The circumstances are typical — conflicting evidence presented to the trier of fact. The jury returned what the trial judge regarded as an inadequate verdict.
Thus, while appellants may argue there is no evidence substantial enough to warrant granting an order for a new trial, the record adverted to by the trial court reveals the contrary to be true.
The correctness of the trial court's order is presumed. Abuse of discretion must be manifest and unmistakable and will be found only if it plainly appears that the trial court's reasons are without any substantial support in the record ( Neal v. Farmers Ins. Exchange (1978) 21 Cal.3d 910, 932-33 [ 148 Cal.Rptr. 389, 582 P.2d 980]; Jiminez v. Sears, Roebuck Co. (1971) 4 Cal.3d 379, 387 [ 93 Cal.Rptr. 769, 482 P.2d 681].) In ruling on a motion for a new trial, the trial court is an independent trier of fact. "[T]he trial court may disbelieve witnesses, reweigh evidence and draw reasonable inferences that are contrary to those drawn by the jury." ( Widener v. Pacific Gas Electric Co., supra, 75 Cal.App.3d at p. 443.) The requirement that an abuse of discretion be manifest and unmistakable "is particularly true when the discretion is exercised in favor of awarding a new trial, for this action does not finally dispose of the matter.

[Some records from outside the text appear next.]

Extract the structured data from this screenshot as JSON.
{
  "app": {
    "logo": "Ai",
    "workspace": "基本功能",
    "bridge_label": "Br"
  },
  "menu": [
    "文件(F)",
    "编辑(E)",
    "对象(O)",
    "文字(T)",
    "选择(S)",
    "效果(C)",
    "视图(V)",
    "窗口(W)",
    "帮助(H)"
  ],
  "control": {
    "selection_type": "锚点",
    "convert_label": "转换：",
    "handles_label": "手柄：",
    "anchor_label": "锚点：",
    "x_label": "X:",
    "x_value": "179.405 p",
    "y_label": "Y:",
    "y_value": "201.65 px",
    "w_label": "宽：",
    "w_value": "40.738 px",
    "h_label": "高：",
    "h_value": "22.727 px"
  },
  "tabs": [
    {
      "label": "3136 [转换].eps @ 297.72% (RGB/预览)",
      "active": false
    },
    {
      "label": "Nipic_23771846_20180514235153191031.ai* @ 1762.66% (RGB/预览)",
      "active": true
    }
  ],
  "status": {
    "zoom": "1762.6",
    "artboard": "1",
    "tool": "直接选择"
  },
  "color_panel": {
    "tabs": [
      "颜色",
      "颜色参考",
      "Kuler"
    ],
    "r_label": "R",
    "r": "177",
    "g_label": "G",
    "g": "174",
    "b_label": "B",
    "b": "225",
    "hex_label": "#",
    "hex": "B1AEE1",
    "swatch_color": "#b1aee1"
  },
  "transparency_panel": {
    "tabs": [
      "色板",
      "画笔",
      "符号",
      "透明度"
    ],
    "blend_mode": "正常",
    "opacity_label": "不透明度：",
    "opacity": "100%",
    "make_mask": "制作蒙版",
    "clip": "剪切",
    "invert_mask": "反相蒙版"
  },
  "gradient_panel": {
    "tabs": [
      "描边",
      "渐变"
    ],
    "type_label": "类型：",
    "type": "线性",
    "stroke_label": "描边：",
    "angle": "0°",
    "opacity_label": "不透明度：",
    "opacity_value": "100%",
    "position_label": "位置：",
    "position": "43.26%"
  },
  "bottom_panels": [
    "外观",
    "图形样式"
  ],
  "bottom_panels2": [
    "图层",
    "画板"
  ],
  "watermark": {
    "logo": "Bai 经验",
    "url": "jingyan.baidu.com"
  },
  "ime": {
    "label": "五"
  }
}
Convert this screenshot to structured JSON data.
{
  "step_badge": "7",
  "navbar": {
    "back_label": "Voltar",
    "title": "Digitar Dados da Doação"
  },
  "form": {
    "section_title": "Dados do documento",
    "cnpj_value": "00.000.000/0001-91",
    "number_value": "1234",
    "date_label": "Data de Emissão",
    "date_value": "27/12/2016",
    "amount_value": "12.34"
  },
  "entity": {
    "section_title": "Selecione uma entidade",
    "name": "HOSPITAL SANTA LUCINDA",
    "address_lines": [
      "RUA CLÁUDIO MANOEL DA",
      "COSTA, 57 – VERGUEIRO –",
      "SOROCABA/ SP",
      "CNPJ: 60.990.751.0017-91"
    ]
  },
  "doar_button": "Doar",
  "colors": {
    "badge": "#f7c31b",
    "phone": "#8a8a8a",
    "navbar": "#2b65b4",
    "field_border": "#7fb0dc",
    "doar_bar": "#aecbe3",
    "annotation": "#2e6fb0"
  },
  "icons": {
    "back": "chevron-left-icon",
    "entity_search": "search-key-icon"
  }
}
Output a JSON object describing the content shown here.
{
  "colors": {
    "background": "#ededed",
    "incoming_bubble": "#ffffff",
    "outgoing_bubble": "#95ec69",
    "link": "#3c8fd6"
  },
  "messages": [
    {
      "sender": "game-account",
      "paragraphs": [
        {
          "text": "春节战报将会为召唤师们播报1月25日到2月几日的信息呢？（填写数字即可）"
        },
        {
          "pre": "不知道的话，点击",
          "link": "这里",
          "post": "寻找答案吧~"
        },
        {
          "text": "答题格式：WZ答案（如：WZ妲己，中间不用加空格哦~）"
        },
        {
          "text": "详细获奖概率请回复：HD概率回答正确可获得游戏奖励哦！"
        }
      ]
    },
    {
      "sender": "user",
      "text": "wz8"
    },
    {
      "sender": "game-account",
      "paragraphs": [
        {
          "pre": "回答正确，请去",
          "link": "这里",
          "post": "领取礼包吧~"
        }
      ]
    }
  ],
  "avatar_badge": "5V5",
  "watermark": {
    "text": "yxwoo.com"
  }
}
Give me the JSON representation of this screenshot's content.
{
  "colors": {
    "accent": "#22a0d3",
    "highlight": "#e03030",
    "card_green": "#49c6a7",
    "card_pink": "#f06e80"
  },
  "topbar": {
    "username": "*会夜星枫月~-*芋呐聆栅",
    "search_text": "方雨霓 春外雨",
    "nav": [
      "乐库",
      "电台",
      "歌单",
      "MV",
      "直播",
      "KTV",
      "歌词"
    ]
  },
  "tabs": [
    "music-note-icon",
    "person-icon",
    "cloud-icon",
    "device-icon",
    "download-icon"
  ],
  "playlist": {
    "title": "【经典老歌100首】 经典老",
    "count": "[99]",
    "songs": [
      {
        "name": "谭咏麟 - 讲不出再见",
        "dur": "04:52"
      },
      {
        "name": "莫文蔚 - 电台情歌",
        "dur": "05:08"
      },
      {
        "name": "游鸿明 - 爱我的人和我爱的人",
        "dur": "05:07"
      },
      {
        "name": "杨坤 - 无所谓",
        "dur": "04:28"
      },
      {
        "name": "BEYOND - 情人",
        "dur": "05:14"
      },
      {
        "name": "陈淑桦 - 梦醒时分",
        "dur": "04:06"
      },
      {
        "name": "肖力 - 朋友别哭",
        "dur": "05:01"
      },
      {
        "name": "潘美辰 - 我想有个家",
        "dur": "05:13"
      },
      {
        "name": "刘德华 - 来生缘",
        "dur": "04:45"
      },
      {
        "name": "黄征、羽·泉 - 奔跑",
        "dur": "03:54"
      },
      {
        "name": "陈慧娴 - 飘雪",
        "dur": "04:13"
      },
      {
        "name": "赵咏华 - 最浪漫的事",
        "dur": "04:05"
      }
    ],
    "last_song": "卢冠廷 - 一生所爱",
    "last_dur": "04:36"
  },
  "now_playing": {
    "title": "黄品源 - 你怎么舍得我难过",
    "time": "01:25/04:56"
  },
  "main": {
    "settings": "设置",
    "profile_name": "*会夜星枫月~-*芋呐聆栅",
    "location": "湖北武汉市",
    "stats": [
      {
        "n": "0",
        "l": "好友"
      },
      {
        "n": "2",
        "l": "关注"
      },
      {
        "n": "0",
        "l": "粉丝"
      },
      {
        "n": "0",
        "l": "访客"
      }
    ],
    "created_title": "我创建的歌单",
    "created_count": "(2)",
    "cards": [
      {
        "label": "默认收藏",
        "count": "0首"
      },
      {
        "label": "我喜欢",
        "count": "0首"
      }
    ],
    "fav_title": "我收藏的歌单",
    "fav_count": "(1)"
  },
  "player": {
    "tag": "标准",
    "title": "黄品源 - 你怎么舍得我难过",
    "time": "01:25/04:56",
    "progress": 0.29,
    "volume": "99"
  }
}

So long as a reasonable or even fairly debatable justification under the law is shown for the order granting the new trial, the order will not be set aside. [Citations.]" ( Jiminez v. Sears, Roebuck Co., supra, 4 Cal.3d at p. 387.)
The rule of section 657 that an order granting a new trial shall be reversed only if there is no substantial basis in the record for the reasons stated by the court in its order or specifications is applicable as well when the court grants a conditional order under Code of Civil Procedure section 662.5 ( Neal v. Farmers Ins. Exchange, supra, 21 Cal.3d at p. 933, fn. 18.)
The conditional order granting a new trial is affirmed.
Jefferson (Bernard), Acting P.J., and Hanson (Thaxton), J., concurred.
Retired Presiding Justice of the Court of Appeal sitting under assignment by the Chairperson of the Judicial Council.
Appellants' petition for a hearing by the Supreme Court was denied September 3, 1980.